*AIM OF THE EXERCISE*.
Report how many lines of these entries hold the string "handle"; reply with the number alone.

*STORED DATA*.
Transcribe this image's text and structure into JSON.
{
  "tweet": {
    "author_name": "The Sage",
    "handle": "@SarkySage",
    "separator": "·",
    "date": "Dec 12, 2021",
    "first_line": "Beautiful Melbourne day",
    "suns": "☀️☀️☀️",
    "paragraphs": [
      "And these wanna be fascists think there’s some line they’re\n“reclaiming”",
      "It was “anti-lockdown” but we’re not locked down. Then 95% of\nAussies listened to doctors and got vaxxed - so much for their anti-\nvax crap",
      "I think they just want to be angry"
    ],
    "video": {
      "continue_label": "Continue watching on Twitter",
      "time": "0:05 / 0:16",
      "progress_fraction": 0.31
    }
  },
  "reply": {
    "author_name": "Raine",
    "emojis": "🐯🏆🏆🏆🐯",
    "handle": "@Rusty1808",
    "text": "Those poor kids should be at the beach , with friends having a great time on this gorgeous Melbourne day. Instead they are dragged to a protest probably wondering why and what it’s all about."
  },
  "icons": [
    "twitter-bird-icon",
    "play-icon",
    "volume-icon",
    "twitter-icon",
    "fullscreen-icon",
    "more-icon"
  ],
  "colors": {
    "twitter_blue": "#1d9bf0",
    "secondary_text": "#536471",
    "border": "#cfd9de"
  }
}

*RESULT OF THE EXERCISE*.
2